Well, personally, I feel this is hog wash, but I am biased, as I am a singer who took the ‘higher education’ route. I studied music in high school, college and then ended up with a degree in Music – Voice Performance. While I was studying it was drummed into me the importance of the equal partnership of working with instruments; such as piano, guitar or orchestra. To this day, I do not use the word accompanist for anyone who I perform with as it seems to mean someone as an added accessory, rather than the equal partnership it truly is.
Saying that, I’m frustrated at the myths which abound in regards to singers: we’re difficult, arrogant and don’t know anything about the music we sing or disregard what the other person is playing. It’s just not true! In fact, I find that working with others I often need and want their input as to how they feel the piece works. If there isn’t that vital pull and push with one another, it just doesn’t work. I’ve had so many times when I’ve asked the person playing with me, what they think the music needs and I just get a blank face, expecting me to tell them how it’s meant to go – ack! My worst nightmare.
While this is my experience, I’ve also experienced the singer who is insensitive to whom they are working with and personifyng the stereo type I’ve mentioned, but they are few and far between. They are often either young and/or amateur. Professionals can’t afford to have that kind of attitude in today’s very competitive market of opera singing. With all these reality shows promoting opera/classical singing as a great career and colleges/universities pumping out singers by the dozen, well, you have to be on top of your game to compete. Especially if you are a soprano. Also, I’ve met this type of person in all musical genres and players. So why is it that singers are singled out and put to the side. Is it because we don’t play an instrument outside of our bodies?
I think part of the problem is supported by the industry, through the fact that singers aren’t a part of the Musicians Union, but rather Equity. Even within Equity, we are put in the category with the clowns, contortionists and the like. I’m not saying anything against these roles in the entertainment industry, but I believe I have more in common with a trombonist, than I do with a contortionist.
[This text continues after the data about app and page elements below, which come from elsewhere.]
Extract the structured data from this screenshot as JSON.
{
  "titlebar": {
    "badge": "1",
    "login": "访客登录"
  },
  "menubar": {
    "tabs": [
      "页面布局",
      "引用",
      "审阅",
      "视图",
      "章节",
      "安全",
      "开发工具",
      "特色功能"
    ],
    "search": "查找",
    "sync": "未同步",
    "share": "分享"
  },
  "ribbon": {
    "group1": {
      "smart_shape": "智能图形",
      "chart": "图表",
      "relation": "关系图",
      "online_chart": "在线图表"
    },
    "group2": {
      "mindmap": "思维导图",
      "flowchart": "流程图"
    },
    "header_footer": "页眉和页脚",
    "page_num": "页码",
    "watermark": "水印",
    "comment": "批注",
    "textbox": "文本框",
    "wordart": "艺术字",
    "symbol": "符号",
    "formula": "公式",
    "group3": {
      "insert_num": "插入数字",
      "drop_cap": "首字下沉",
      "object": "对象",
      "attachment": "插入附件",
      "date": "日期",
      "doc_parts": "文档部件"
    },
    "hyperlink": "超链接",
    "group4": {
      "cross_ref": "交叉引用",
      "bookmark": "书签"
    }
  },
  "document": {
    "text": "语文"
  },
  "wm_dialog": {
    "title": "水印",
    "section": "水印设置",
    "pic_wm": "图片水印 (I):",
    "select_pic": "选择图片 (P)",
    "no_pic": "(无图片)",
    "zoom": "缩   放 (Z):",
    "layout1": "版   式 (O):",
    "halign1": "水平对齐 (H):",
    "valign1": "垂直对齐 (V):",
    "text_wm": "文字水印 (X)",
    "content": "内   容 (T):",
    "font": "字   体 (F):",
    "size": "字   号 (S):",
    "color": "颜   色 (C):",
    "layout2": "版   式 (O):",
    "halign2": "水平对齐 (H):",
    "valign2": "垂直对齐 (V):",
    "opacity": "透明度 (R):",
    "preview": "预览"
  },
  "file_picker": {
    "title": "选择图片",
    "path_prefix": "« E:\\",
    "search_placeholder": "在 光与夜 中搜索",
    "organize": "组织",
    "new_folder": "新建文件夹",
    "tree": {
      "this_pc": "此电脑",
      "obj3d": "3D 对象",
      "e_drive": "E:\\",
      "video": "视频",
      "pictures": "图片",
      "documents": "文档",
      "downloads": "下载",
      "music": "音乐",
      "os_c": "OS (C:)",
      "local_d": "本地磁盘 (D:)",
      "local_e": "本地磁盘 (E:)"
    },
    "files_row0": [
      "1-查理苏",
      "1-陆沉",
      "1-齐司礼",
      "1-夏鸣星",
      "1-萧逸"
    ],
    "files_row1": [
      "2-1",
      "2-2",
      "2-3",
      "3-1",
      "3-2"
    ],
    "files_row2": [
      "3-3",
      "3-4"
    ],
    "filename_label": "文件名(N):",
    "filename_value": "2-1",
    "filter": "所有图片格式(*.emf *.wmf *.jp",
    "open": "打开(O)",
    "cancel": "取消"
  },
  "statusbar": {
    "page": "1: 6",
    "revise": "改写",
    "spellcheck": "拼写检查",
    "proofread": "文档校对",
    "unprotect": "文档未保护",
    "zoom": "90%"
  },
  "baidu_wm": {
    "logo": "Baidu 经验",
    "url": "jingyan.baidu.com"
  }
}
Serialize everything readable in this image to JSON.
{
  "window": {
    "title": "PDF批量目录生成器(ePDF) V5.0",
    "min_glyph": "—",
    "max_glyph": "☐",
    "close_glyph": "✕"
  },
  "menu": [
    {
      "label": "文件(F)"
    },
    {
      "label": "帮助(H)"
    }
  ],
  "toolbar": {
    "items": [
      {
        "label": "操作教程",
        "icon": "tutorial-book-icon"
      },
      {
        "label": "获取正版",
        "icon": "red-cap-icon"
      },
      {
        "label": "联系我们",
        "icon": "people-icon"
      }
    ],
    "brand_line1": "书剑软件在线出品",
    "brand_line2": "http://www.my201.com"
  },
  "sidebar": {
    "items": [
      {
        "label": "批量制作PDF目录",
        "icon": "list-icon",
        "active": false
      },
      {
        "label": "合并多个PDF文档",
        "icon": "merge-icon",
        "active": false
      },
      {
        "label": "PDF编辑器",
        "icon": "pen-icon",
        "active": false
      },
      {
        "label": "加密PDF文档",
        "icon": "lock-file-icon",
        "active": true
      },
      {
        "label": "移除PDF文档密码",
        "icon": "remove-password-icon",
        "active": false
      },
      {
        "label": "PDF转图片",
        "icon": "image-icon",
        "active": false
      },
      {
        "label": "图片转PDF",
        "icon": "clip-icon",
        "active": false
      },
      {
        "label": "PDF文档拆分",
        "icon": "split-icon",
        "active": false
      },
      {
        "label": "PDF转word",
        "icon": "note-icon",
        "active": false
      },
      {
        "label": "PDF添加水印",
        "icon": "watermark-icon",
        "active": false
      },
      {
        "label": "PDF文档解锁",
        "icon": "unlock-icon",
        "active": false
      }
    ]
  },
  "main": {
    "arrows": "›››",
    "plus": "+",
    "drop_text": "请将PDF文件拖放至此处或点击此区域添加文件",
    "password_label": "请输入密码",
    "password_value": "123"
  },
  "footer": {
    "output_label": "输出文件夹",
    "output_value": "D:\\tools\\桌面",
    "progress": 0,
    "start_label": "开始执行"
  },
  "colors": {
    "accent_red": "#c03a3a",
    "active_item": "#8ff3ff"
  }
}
So I would love to hear from those of you out there that can either explain this or just give me your view point, but please be nice. I am human. I’d like to see that the ‘poor 2nd cousin’ attitude towards singers moves into the age of now, where a singer is a musician and not just a pretty face.